__REQUIRED ACTION__. Set all of the entries down again precisely as they are written.

:: EXTRACTED DATA ::

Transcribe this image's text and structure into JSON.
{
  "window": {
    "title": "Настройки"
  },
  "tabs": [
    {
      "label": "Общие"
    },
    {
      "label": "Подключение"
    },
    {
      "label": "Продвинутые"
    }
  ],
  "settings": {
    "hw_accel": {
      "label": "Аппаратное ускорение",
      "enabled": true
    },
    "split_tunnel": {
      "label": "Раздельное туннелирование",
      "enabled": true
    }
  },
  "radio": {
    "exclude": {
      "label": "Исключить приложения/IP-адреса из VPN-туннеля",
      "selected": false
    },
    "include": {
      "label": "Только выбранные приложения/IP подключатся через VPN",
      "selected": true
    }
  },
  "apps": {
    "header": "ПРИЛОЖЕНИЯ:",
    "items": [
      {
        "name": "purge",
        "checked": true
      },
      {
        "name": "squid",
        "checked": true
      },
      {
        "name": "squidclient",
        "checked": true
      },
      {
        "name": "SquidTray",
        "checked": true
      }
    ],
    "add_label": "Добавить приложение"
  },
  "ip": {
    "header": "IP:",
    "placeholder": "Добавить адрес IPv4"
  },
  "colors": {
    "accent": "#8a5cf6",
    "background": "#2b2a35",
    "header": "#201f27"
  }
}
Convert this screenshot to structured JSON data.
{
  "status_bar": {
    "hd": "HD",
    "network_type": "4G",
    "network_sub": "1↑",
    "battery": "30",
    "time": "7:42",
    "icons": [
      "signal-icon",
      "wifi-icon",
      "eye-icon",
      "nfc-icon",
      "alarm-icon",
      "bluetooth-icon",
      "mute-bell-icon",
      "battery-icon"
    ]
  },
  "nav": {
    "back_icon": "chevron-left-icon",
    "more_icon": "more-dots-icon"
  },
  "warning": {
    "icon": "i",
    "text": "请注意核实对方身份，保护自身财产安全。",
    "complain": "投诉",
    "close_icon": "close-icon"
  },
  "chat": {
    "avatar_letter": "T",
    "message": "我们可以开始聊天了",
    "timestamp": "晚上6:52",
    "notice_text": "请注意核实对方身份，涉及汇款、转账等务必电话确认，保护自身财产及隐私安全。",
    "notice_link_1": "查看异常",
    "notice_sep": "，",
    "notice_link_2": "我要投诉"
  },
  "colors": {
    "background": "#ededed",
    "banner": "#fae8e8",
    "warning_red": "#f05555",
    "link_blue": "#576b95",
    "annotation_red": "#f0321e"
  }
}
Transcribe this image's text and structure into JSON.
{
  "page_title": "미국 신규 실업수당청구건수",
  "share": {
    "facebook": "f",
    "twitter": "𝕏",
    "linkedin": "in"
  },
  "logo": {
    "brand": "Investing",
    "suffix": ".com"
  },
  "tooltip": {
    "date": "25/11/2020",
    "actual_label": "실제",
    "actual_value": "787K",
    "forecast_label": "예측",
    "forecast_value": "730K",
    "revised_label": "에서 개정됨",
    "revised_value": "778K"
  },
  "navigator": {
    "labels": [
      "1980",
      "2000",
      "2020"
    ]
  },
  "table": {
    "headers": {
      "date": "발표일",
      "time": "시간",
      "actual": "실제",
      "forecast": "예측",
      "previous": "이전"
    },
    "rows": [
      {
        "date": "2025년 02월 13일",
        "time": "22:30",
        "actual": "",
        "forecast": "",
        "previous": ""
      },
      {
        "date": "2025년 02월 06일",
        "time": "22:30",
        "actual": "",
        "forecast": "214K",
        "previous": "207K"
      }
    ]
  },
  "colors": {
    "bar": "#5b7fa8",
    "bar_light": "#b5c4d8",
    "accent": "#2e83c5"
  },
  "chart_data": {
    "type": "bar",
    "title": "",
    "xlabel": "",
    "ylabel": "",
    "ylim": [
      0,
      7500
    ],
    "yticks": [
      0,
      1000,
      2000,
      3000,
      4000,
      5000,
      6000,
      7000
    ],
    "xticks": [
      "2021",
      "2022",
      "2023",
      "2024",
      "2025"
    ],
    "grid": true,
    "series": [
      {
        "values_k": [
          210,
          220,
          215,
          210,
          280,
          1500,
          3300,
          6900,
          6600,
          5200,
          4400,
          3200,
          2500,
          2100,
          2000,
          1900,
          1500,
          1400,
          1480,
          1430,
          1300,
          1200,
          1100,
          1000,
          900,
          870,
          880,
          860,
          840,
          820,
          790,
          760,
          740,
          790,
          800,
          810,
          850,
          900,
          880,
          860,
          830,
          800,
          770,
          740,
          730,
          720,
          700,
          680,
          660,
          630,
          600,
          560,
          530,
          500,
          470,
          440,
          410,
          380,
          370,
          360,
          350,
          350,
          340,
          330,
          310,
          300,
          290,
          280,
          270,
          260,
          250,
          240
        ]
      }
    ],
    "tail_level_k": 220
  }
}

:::

__RESULT OF THE EXERCISE__.
Transcribe this image's text and structure into JSON.
{
  "window": {
    "title": "Настройки"
  },
  "tabs": [
    {
      "label": "Общие"
    },
    {
      "label": "Подключение"
    },
    {
      "label": "Продвинутые"
    }
  ],
  "settings": {
    "hw_accel": {
      "label": "Аппаратное ускорение",
      "enabled": true
    },
    "split_tunnel": {
      "label": "Раздельное туннелирование",
      "enabled": true
    }
  },
  "radio": {
    "exclude": {
      "label": "Исключить приложения/IP-адреса из VPN-туннеля",
      "selected": false
    },
    "include": {
      "label": "Только выбранные приложения/IP подключатся через VPN",
      "selected": true
    }
  },
  "apps": {
    "header": "ПРИЛОЖЕНИЯ:",
    "items": [
      {
        "name": "purge",
        "checked": true
      },
      {
        "name": "squid",
        "checked": true
      },
      {
        "name": "squidclient",
        "checked": true
      },
      {
        "name": "SquidTray",
        "checked": true
      }
    ],
    "add_label": "Добавить приложение"
  },
  "ip": {
    "header": "IP:",
    "placeholder": "Добавить адрес IPv4"
  },
  "colors": {
    "accent": "#8a5cf6",
    "background": "#2b2a35",
    "header": "#201f27"
  }
}
Convert this screenshot to structured JSON data.
{
  "status_bar": {
    "hd": "HD",
    "network_type": "4G",
    "network_sub": "1↑",
    "battery": "30",
    "time": "7:42",
    "icons": [
      "signal-icon",
      "wifi-icon",
      "eye-icon",
      "nfc-icon",
      "alarm-icon",
      "bluetooth-icon",
      "mute-bell-icon",
      "battery-icon"
    ]
  },
  "nav": {
    "back_icon": "chevron-left-icon",
    "more_icon": "more-dots-icon"
  },
  "warning": {
    "icon": "i",
    "text": "请注意核实对方身份，保护自身财产安全。",
    "complain": "投诉",
    "close_icon": "close-icon"
  },
  "chat": {
    "avatar_letter": "T",
    "message": "我们可以开始聊天了",
    "timestamp": "晚上6:52",
    "notice_text": "请注意核实对方身份，涉及汇款、转账等务必电话确认，保护自身财产及隐私安全。",
    "notice_link_1": "查看异常",
    "notice_sep": "，",
    "notice_link_2": "我要投诉"
  },
  "colors": {
    "background": "#ededed",
    "banner": "#fae8e8",
    "warning_red": "#f05555",
    "link_blue": "#576b95",
    "annotation_red": "#f0321e"
  }
}
Transcribe this image's text and structure into JSON.
{
  "page_title": "미국 신규 실업수당청구건수",
  "share": {
    "facebook": "f",
    "twitter": "𝕏",
    "linkedin": "in"
  },
  "logo": {
    "brand": "Investing",
    "suffix": ".com"
  },
  "tooltip": {
    "date": "25/11/2020",
    "actual_label": "실제",
    "actual_value": "787K",
    "forecast_label": "예측",
    "forecast_value": "730K",
    "revised_label": "에서 개정됨",
    "revised_value": "778K"
  },
  "navigator": {
    "labels": [
      "1980",
      "2000",
      "2020"
    ]
  },
  "table": {
    "headers": {
      "date": "발표일",
      "time": "시간",
      "actual": "실제",
      "forecast": "예측",
      "previous": "이전"
    },
    "rows": [
      {
        "date": "2025년 02월 13일",
        "time": "22:30",
        "actual": "",
        "forecast": "",
        "previous": ""
      },
      {
        "date": "2025년 02월 06일",
        "time": "22:30",
        "actual": "",
        "forecast": "214K",
        "previous": "207K"
      }
    ]
  },
  "colors": {
    "bar": "#5b7fa8",
    "bar_light": "#b5c4d8",
    "accent": "#2e83c5"
  },
  "chart_data": {
    "type": "bar",
    "title": "",
    "xlabel": "",
    "ylabel": "",
    "ylim": [
      0,
      7500
    ],
    "yticks": [
      0,
      1000,
      2000,
      3000,
      4000,
      5000,
      6000,
      7000
    ],
    "xticks": [
      "2021",
      "2022",
      "2023",
      "2024",
      "2025"
    ],
    "grid": true,
    "series": [
      {
        "values_k": [
          210,
          220,
          215,
          210,
          280,
          1500,
          3300,
          6900,
          6600,
          5200,
          4400,
          3200,
          2500,
          2100,
          2000,
          1900,
          1500,
          1400,
          1480,
          1430,
          1300,
          1200,
          1100,
          1000,
          900,
          870,
          880,
          860,
          840,
          820,
          790,
          760,
          740,
          790,
          800,
          810,
          850,
          900,
          880,
          860,
          830,
          800,
          770,
          740,
          730,
          720,
          700,
          680,
          660,
          630,
          600,
          560,
          530,
          500,
          470,
          440,
          410,
          380,
          370,
          360,
          350,
          350,
          340,
          330,
          310,
          300,
          290,
          280,
          270,
          260,
          250,
          240
        ]
      }
    ],
    "tail_level_k": 220
  }
}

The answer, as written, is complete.